McAuley Beyond Despair

James McAuley had a gift for overcoming first impressions. Manning Clark, the future ­doyen of Australian historians, met the twenty-five-year-old poet in the crowd at an Aussie Rules game. McAuley was blind drunk, full of wild slogans about art and politics, and looked wrecked even by the usual . . . . Continue Reading »

Saint and Scribe

Lessons in Hope: My Unexpected Life with St. John Paul IIby george weigelbasic, 368 pages, $32 Czesław Miłosz once said that, in terms of moral grandeur and personal presence, St. John Paul II could have been one of Shakespeare’s kings. No less a judge than Joseph Ratzinger noted that it was . . . . Continue Reading »

Pagan Horror

Hitler’s Monsters: A Supernatural History of the Third Reichby eric kurlanderyale, 448 pages, $35 That Hitler and his inner circle were mad is not a matter of controversy. The source and character of their madness, though, is subject to debate.

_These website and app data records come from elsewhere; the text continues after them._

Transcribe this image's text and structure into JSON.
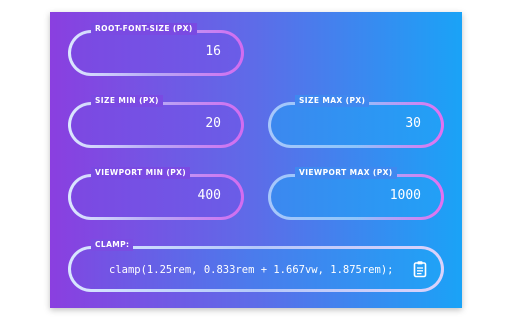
{
  "fields": {
    "root_font_size": {
      "label": "ROOT-FONT-SIZE (PX)",
      "value": "16"
    },
    "size_min": {
      "label": "SIZE MIN (PX)",
      "value": "20"
    },
    "size_max": {
      "label": "SIZE MAX (PX)",
      "value": "30"
    },
    "viewport_min": {
      "label": "VIEWPORT MIN (PX)",
      "value": "400"
    },
    "viewport_max": {
      "label": "VIEWPORT MAX (PX)",
      "value": "1000"
    }
  },
  "clamp": {
    "label": "CLAMP:",
    "output": "clamp(1.25rem, 0.833rem + 1.667vw, 1.875rem);",
    "copy_icon": "clipboard-icon"
  },
  "colors": {
    "gradient_start": "#8a3fe0",
    "gradient_end": "#1aa3f7",
    "text": "#ffffff"
  }
}
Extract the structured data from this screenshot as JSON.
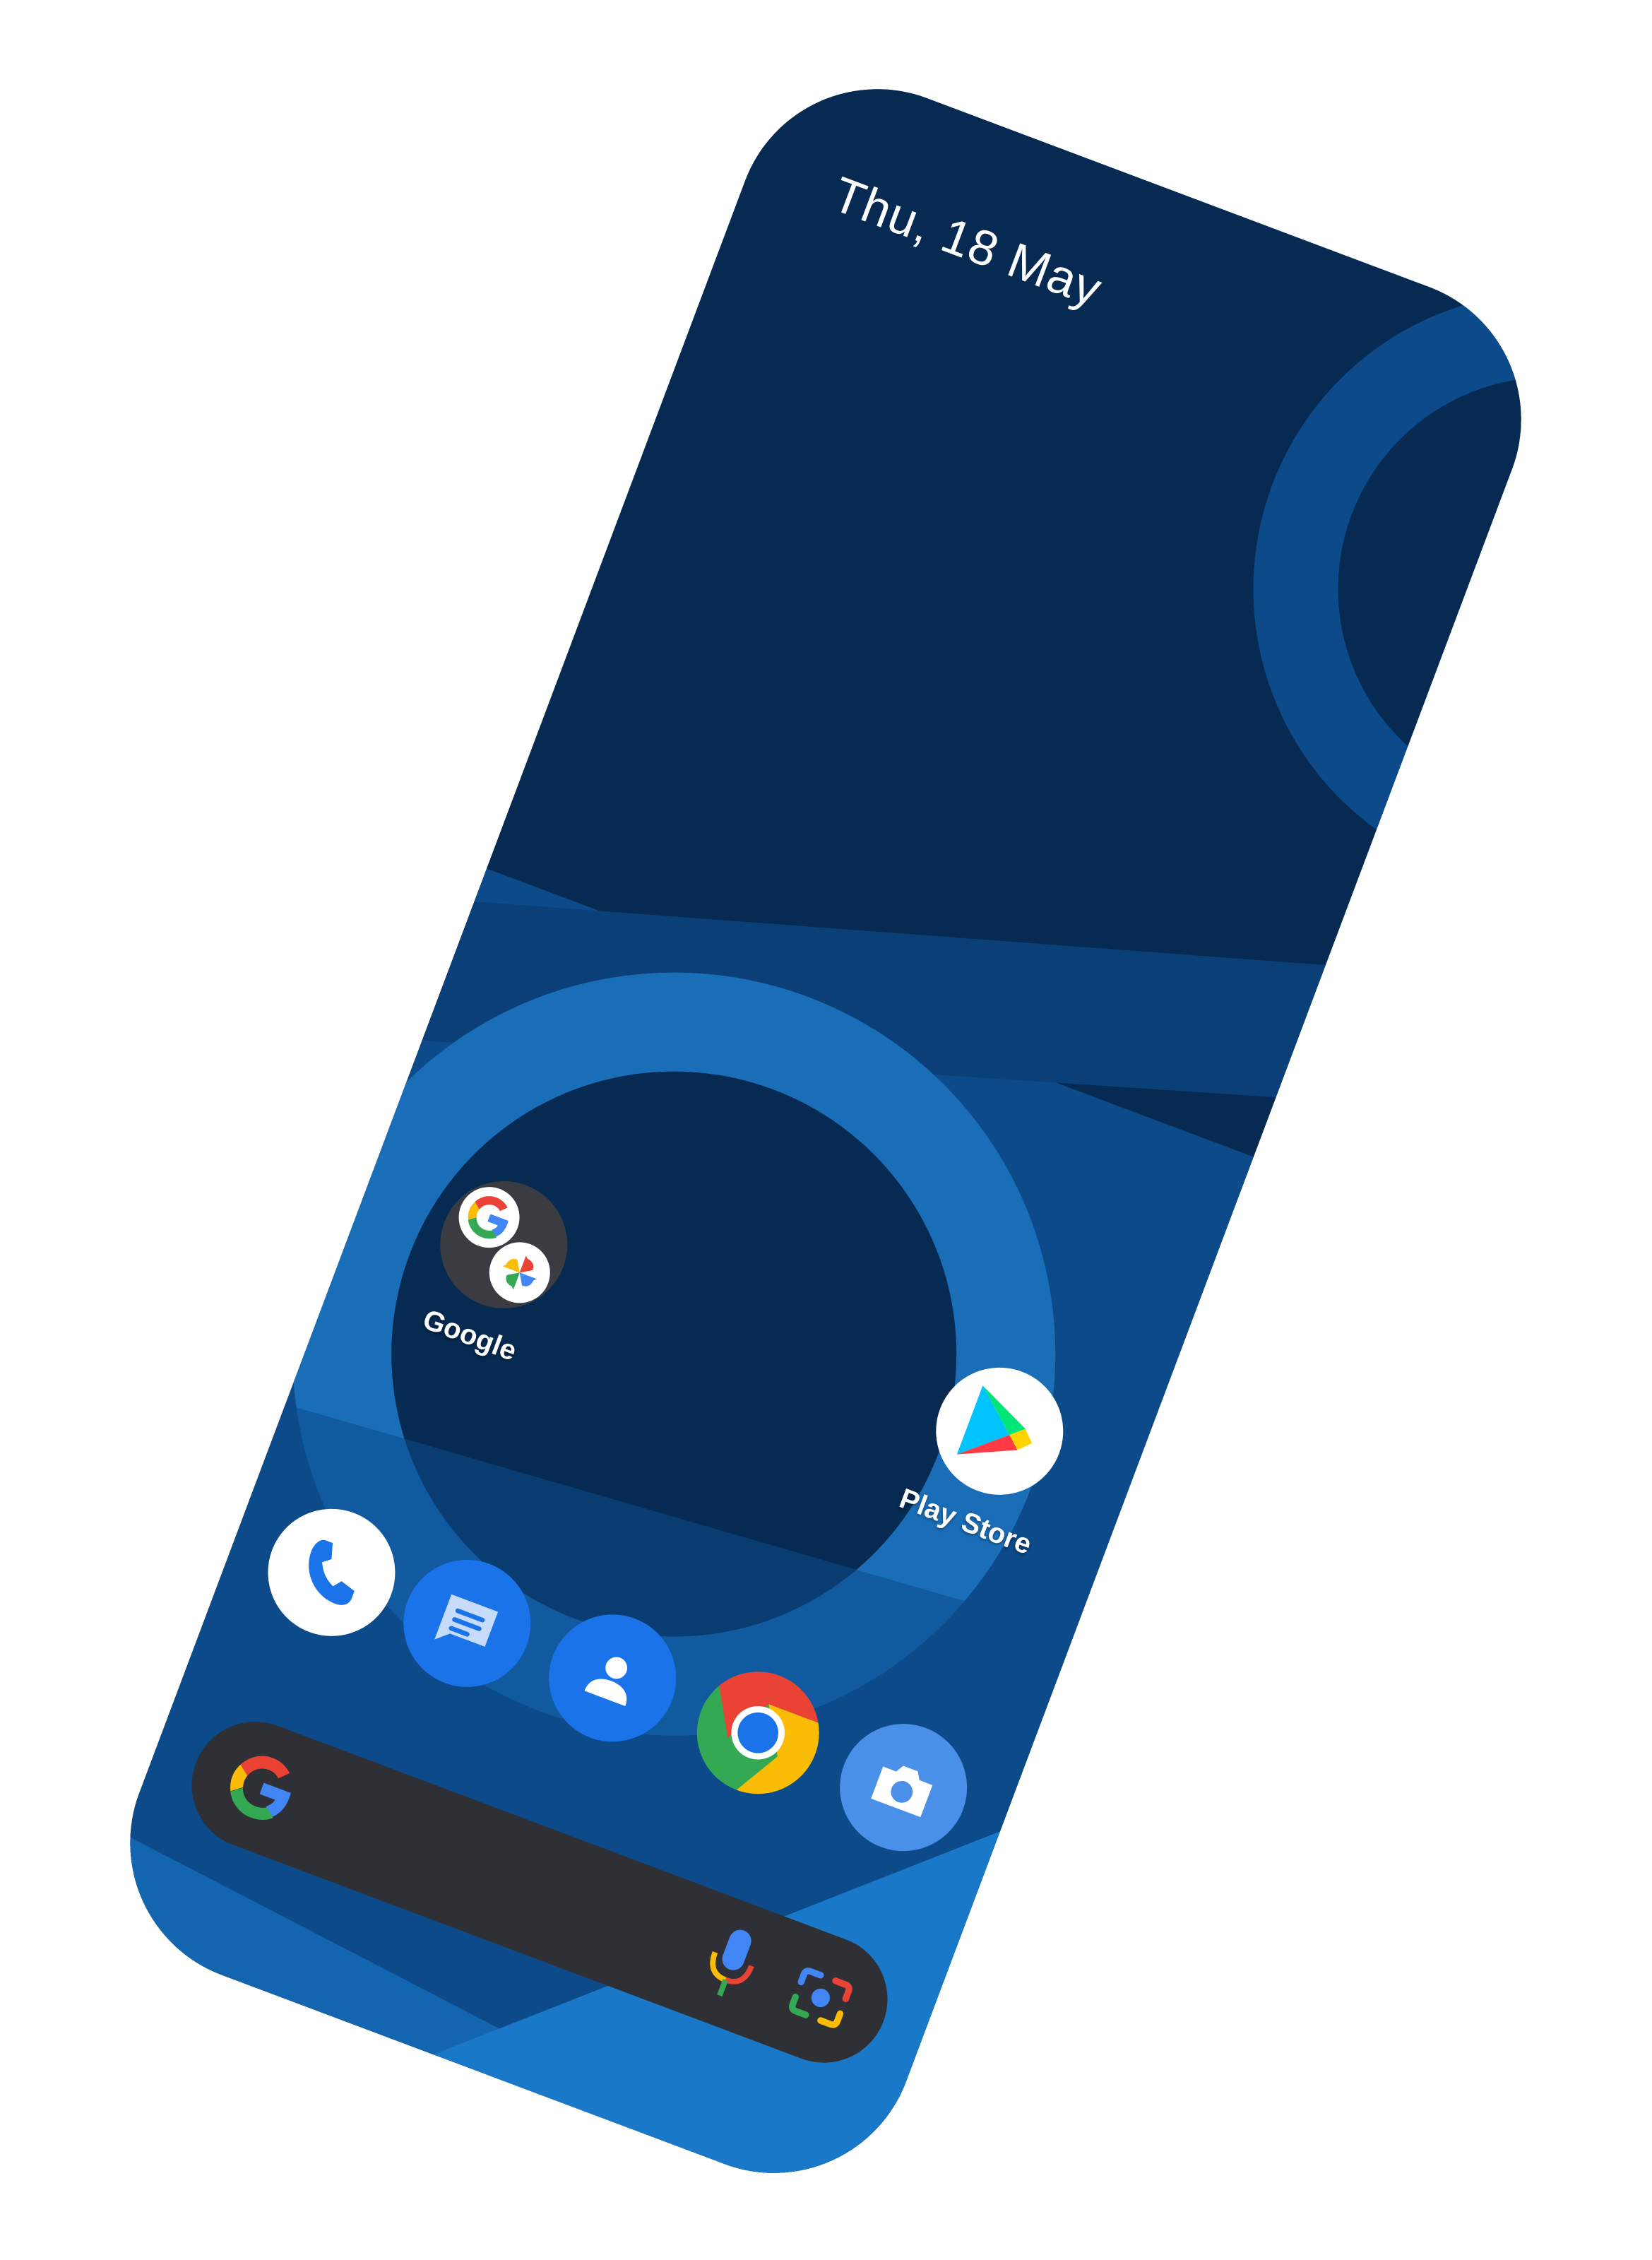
{
  "home_screen": {
    "date": "Thu, 18 May",
    "folder": {
      "label": "Google",
      "apps": [
        "google-g-icon",
        "pinwheel-photos-icon"
      ]
    },
    "apps": [
      {
        "name": "Play Store",
        "label": "Play Store",
        "icon": "play-store-icon",
        "show_label": true
      }
    ],
    "dock": [
      "phone-icon",
      "messages-icon",
      "contacts-icon",
      "chrome-icon",
      "camera-icon"
    ],
    "search_bar": {
      "icons": [
        "google-g-icon",
        "microphone-icon",
        "lens-camera-icon"
      ]
    }
  },
  "colors": {
    "wallpaper_dark": "#062a52",
    "wallpaper_mid": "#0c4a8a",
    "wallpaper_light": "#1a78c8",
    "search_bar": "#2e3035",
    "accent_blue": "#1a73e8"
  }
}
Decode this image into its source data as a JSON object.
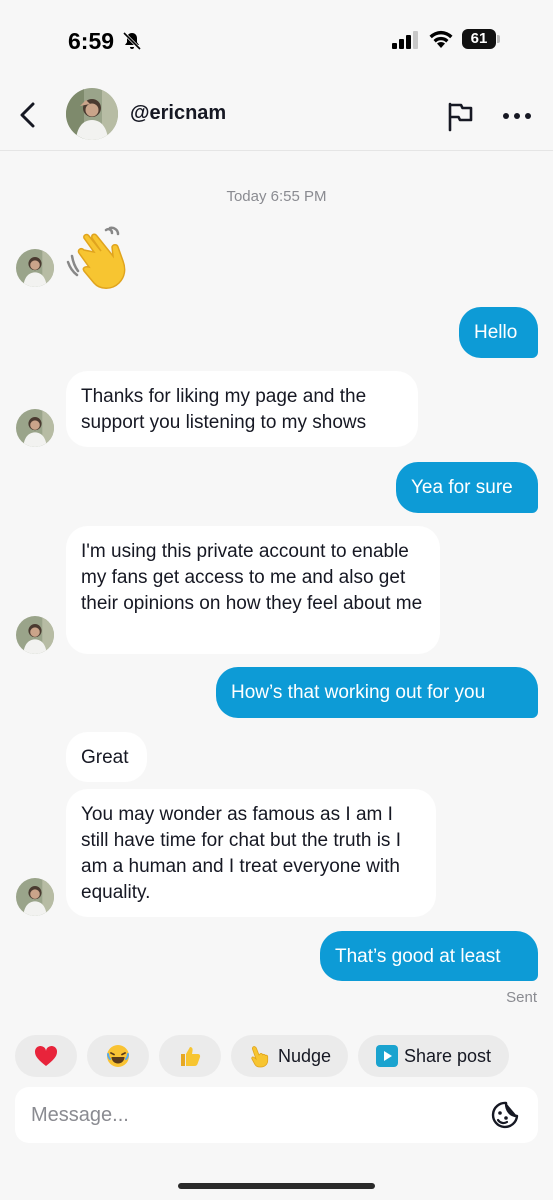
{
  "status_bar": {
    "time": "6:59",
    "battery": "61"
  },
  "header": {
    "username": "@ericnam"
  },
  "conversation": {
    "timestamp": "Today 6:55 PM",
    "messages": [
      {
        "from": "them",
        "type": "emoji",
        "icon": "waving-hand-icon"
      },
      {
        "from": "me",
        "text": "Hello"
      },
      {
        "from": "them",
        "text": "Thanks for liking my page and the support you listening to my shows"
      },
      {
        "from": "me",
        "text": "Yea for sure"
      },
      {
        "from": "them",
        "text": "I'm using this private account to enable my fans get access to me and also get their opinions on how they feel about me"
      },
      {
        "from": "me",
        "text": "How’s that working out for you"
      },
      {
        "from": "them",
        "text": "Great"
      },
      {
        "from": "them",
        "text": "You may wonder as famous as I am I still have time for chat but the truth is I am a human and I treat everyone with equality."
      },
      {
        "from": "me",
        "text": "That’s good at least"
      }
    ],
    "status": "Sent"
  },
  "quick_actions": [
    {
      "icon": "heart-icon"
    },
    {
      "icon": "laughing-face-icon"
    },
    {
      "icon": "thumbs-up-icon"
    },
    {
      "icon": "pointing-hand-icon",
      "label": "Nudge"
    },
    {
      "icon": "share-post-icon",
      "label": "Share post"
    }
  ],
  "composer": {
    "placeholder": "Message..."
  },
  "colors": {
    "outgoing_bubble": "#0d9bd6",
    "incoming_bubble": "#ffffff",
    "background": "#f7f7f7"
  }
}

Eric Kurlander wants us to understand Nazi ideology . . . . Continue Reading »

Pain, World, God

The frequency of my headaches has dropped to one every six weeks or so. (I never say that without giving thanks three times.) For twenty years, they hit every third or fourth day, a twinge at 10 a.m. spreading into a steel net circling my head and tightening slowly, slowly, until it hurt to blink. . . . . Continue Reading »

Postliberal Theology

Blood pressure is rising. Folks are worried about “illiberalism.” In a November issue of the Washington Post, Anne Applebaum warned of a rising “neo-Bolshevism” assailing the West: “Donald Trump, Viktor Orban, Nigel Farage, Marine Le Pen and Jaroslaw Kacyniski.” Others have more . . . . Continue Reading »

Non Possumus

Kidnapped by the Vatican? The Unpublished Memoirs of Edgardo Mortaraby vittorio messoriignatius, 190 pages, $17.95 At nightfall on Wednesday, June 23, 1858, a knock came on the door of Salomone and Marianna Mortara, Jewish residents of Bologna. Only the wife was at home with the children. It . . . . Continue Reading »

The Metaphysics of Democracy

Liberalism began as a political project that sought to curtail the role of religion in public life. Religious impulses haven’t proven easy to expel, however, even in secular societies. Contemporary secular liberalism aspires to be a universal project that supplants traditional religion and . . . . Continue Reading »

Virtuous Evildoers

At the end of Shakespeare’s play Julius Caesar, Brutus and ­Cassius, the conspirators who had assassinated Caesar, are themselves dead. Brutus has, in fact, fallen upon his sword rather than face capture by the armies of Octavius and Mark Antony. Brutus was bad enough to betray and murder a . . . . Continue Reading »